New research shows that synchronized cars can reduce driverless traffic and increase traffic flow by up to 35 percent.
To test the potential of automotive-less-automotive technology, Cambridge University researchers built a fleet of small robot cars. The cars are placed on a mini test drive. The researchers measured the impact of vehicle damage on the rest of the fleet.
If vehicles function independently of each other, stopping the vehicle causes a significant reaction. However, when the car has worked in a coordinated manner and communicates with each other while driving on the track, stopping in the lane will only cause a short delay.
When a synchronized car collapses in the inner lane, the robot vehicle in the outer lane slows down to facilitate the merging of cars in the inner lane.
Synchronization – this is a vehicle that communicates with each other – increasing traffic by 35%. The researchers shared the results of their tests on Monday at the International Robotics and Automation Conference, which took place in Montreal this week.
“Autonomous cars can solve various driving problems in the city, but there must be a way to work together,” said Michael Heed, a Cambridge University student.
He helped develop algorithms that allow communicating cars to synchronize their actions in response to damage.
Researchers have used motion sensors and Raspberry Pi to let their miniature robot cars feel their environment and communicate via Wi-Fi. In order for cars to coordinate their actions, he and his research partners have adapted algorithms that allow real non-driver cars to make safe belt changes.
The effort is to test the technology of vehicles without drivers or based on computer simulations or real vehicles. However, using a real car is expensive and requires more space. Researchers from Cambridge suggest that their method can make testing automotive technology easier and cheaper without a driver. Each of their cars costs around $ 75.

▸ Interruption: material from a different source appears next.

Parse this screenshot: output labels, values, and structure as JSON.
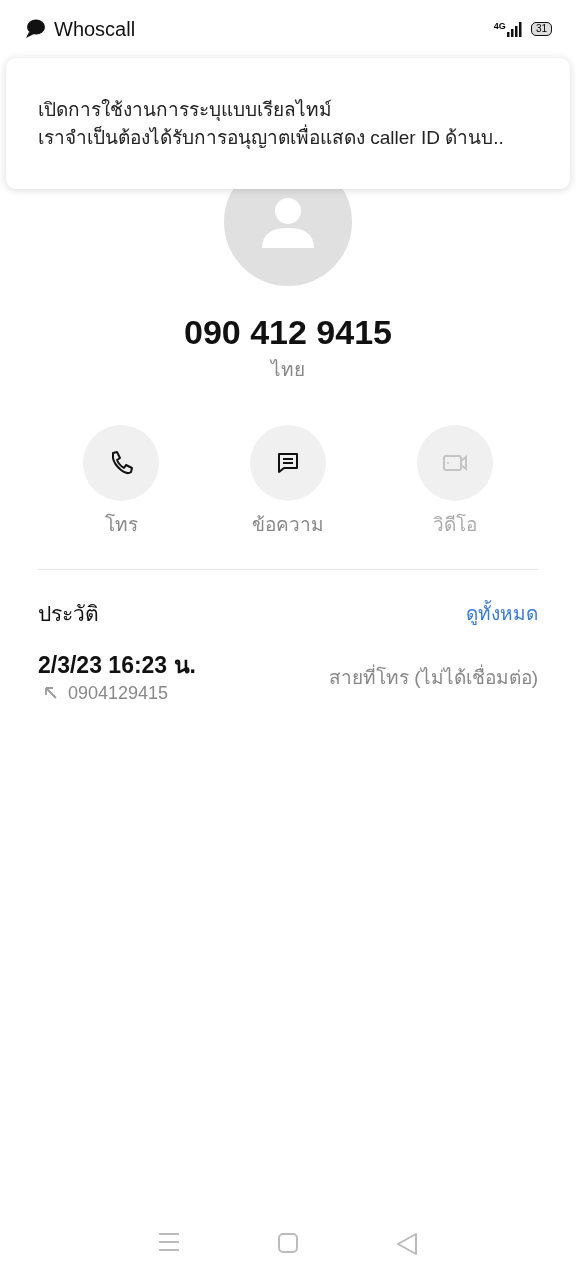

“Our design enables a variety of practical and cost-effective experiments for autonomous vehicles,” said Amanda Nabi from Cambridge computer scientists. “In order for cars to be used safely on real roads, we need to know how they interact with each other to improve traffic safety and flow.”